== What is expected ==
In the data below, the copy begins at the line containing "Read all visible content and emit it as JSON." and runs through the last line; repeat those lines exactly, minus the pictures.
Material supplied START
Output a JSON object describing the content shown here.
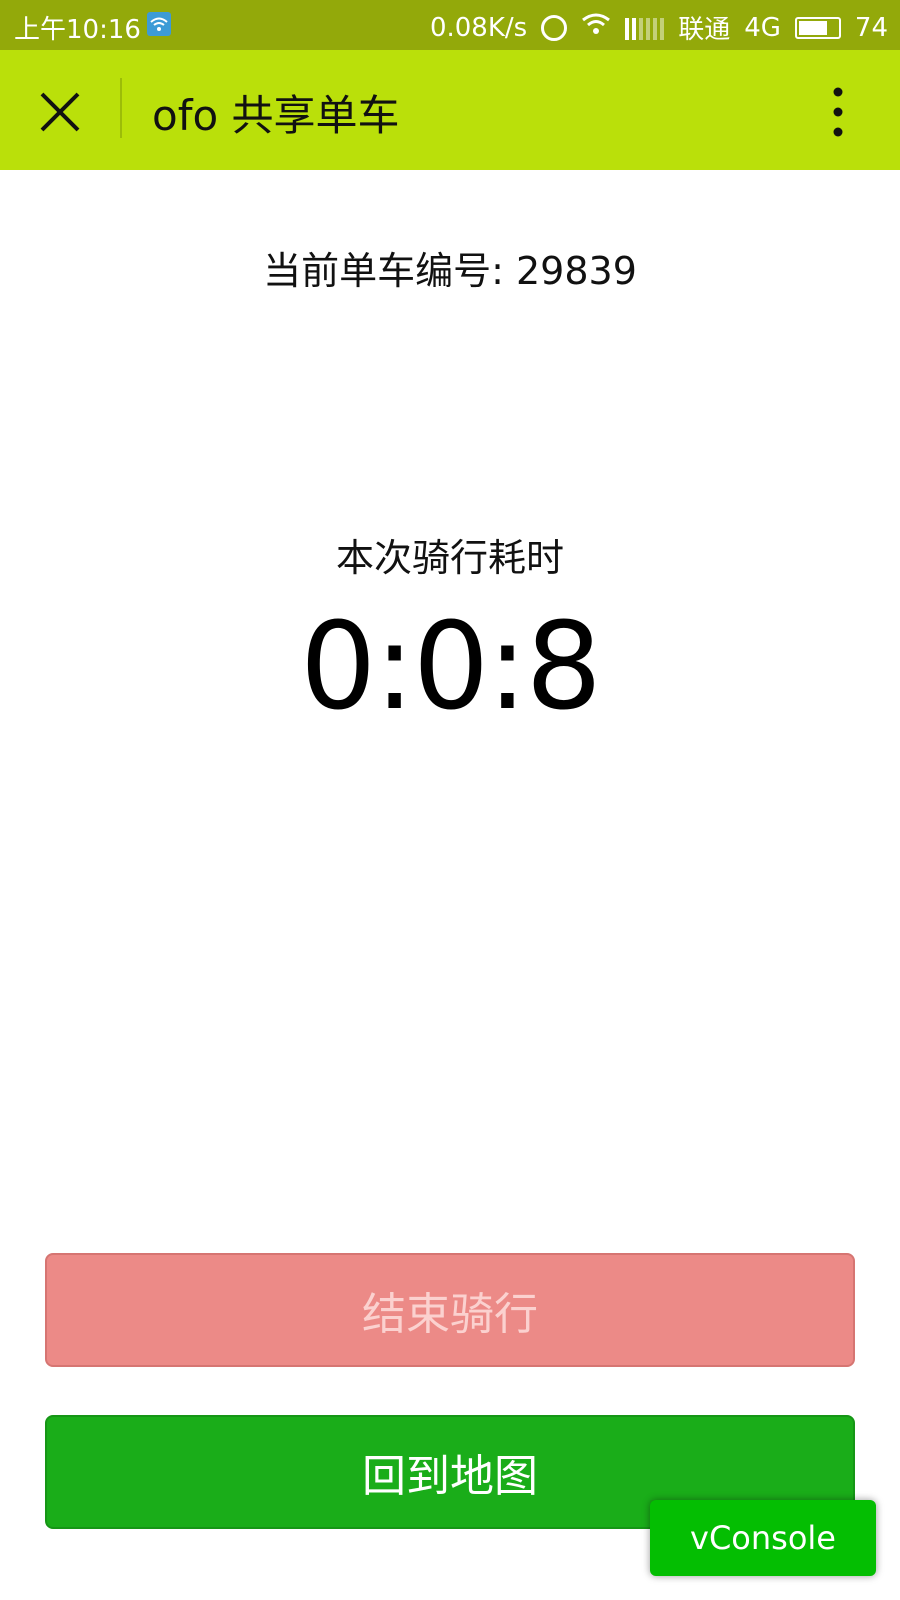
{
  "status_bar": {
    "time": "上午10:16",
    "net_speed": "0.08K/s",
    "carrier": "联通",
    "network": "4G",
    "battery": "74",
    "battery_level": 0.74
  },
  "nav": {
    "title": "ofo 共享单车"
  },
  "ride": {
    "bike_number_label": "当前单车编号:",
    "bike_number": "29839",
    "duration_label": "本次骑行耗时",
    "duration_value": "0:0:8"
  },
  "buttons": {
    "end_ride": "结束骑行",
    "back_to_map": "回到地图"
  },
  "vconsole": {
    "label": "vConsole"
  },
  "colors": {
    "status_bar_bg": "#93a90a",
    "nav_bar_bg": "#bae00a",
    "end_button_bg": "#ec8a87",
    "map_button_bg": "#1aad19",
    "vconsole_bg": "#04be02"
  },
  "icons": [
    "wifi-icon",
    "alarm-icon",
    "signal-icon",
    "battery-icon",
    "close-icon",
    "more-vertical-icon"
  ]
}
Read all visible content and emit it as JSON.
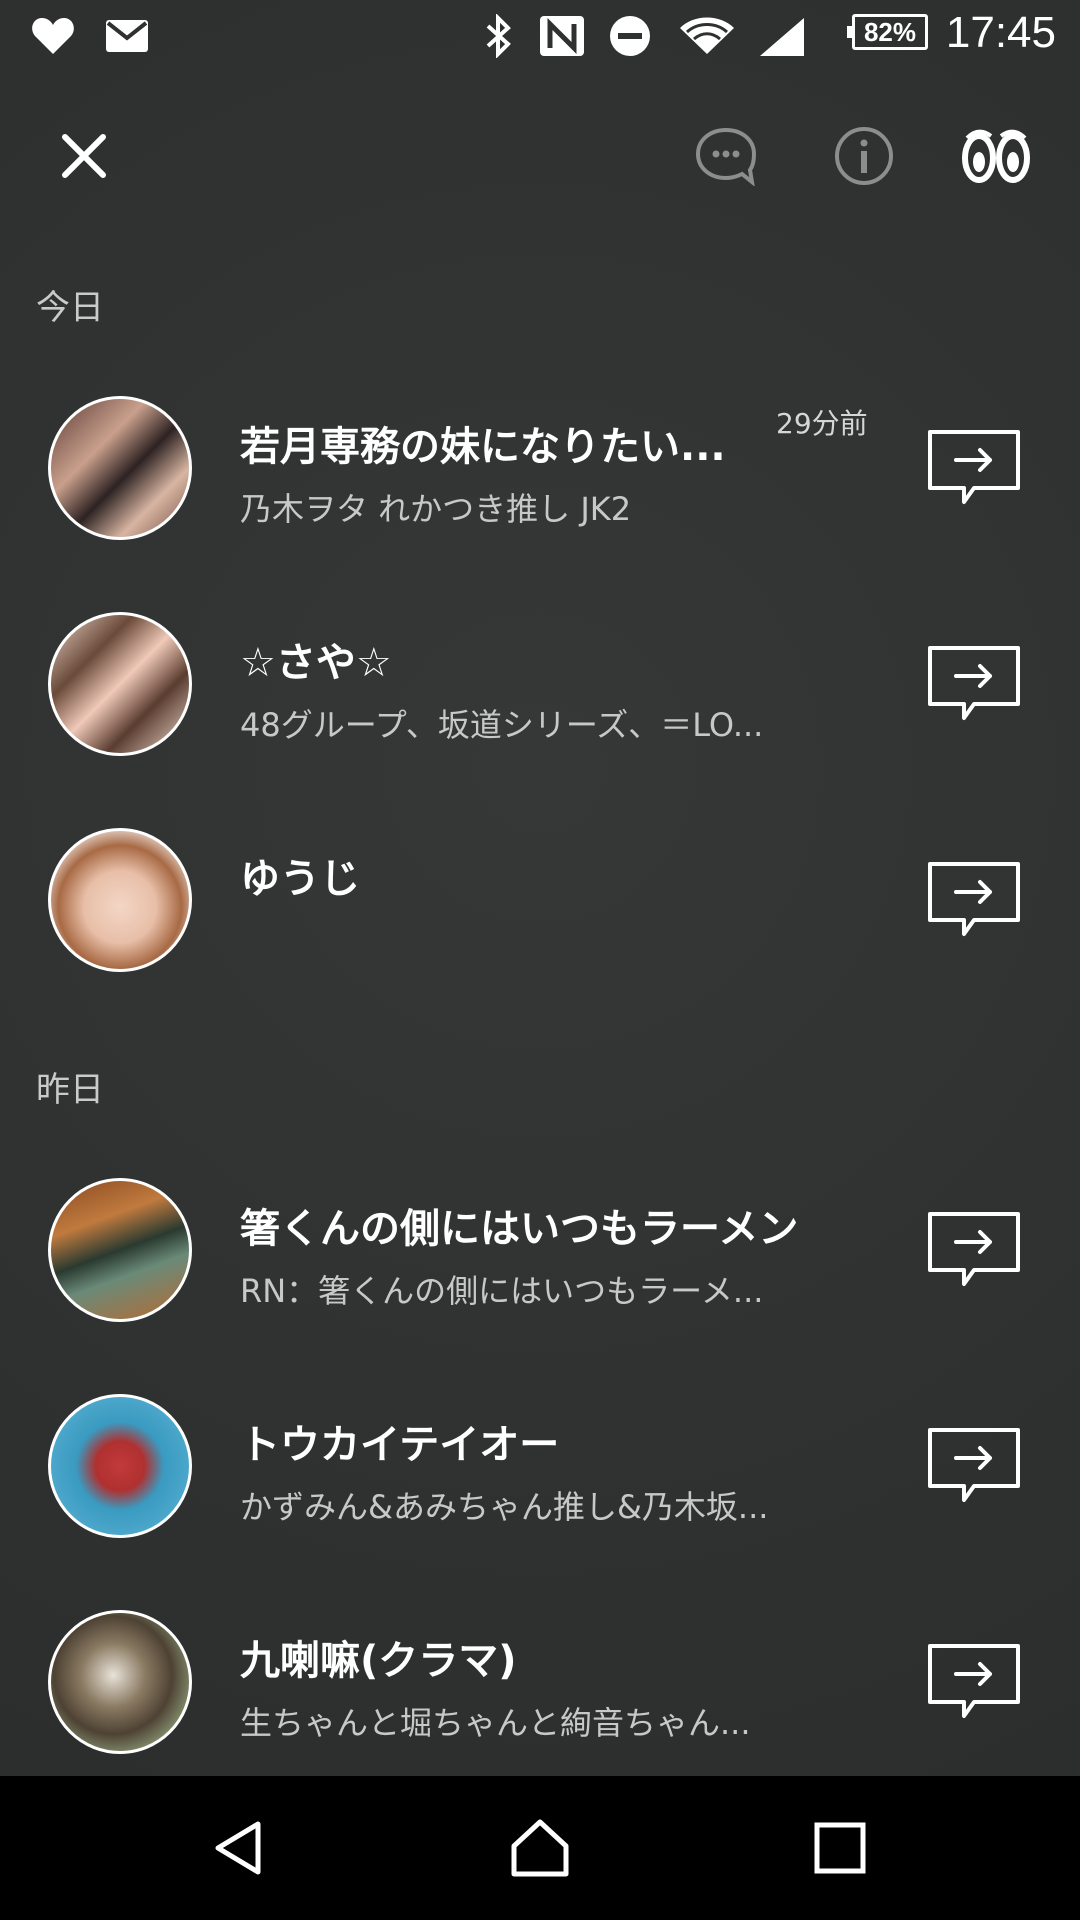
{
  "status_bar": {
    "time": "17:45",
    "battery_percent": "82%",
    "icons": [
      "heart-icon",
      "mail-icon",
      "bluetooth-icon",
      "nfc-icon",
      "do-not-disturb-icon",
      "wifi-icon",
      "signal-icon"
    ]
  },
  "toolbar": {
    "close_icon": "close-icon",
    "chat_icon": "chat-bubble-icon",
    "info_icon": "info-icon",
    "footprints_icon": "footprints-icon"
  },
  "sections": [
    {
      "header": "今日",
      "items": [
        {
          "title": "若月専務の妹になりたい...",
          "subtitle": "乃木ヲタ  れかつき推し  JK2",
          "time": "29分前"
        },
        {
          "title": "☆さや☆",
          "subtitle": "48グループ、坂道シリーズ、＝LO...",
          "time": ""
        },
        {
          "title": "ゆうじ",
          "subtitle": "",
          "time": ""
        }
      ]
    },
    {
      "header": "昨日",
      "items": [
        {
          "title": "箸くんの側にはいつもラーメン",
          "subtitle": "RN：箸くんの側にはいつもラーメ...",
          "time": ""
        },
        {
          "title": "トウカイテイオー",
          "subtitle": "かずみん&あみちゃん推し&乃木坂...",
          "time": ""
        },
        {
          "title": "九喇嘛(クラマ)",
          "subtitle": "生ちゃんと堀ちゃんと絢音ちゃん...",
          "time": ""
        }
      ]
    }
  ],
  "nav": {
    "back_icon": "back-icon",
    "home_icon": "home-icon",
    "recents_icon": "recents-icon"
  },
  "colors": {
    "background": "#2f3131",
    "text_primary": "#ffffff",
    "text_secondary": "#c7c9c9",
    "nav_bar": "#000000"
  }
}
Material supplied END
== Response for this exercise ==
Read all visible content and emit it as JSON.
{
  "status_bar": {
    "time": "17:45",
    "battery_percent": "82%",
    "icons": [
      "heart-icon",
      "mail-icon",
      "bluetooth-icon",
      "nfc-icon",
      "do-not-disturb-icon",
      "wifi-icon",
      "signal-icon"
    ]
  },
  "toolbar": {
    "close_icon": "close-icon",
    "chat_icon": "chat-bubble-icon",
    "info_icon": "info-icon",
    "footprints_icon": "footprints-icon"
  },
  "sections": [
    {
      "header": "今日",
      "items": [
        {
          "title": "若月専務の妹になりたい...",
          "subtitle": "乃木ヲタ  れかつき推し  JK2",
          "time": "29分前"
        },
        {
          "title": "☆さや☆",
          "subtitle": "48グループ、坂道シリーズ、＝LO...",
          "time": ""
        },
        {
          "title": "ゆうじ",
          "subtitle": "",
          "time": ""
        }
      ]
    },
    {
      "header": "昨日",
      "items": [
        {
          "title": "箸くんの側にはいつもラーメン",
          "subtitle": "RN：箸くんの側にはいつもラーメ...",
          "time": ""
        },
        {
          "title": "トウカイテイオー",
          "subtitle": "かずみん&あみちゃん推し&乃木坂...",
          "time": ""
        },
        {
          "title": "九喇嘛(クラマ)",
          "subtitle": "生ちゃんと堀ちゃんと絢音ちゃん...",
          "time": ""
        }
      ]
    }
  ],
  "nav": {
    "back_icon": "back-icon",
    "home_icon": "home-icon",
    "recents_icon": "recents-icon"
  },
  "colors": {
    "background": "#2f3131",
    "text_primary": "#ffffff",
    "text_secondary": "#c7c9c9",
    "nav_bar": "#000000"
  }
}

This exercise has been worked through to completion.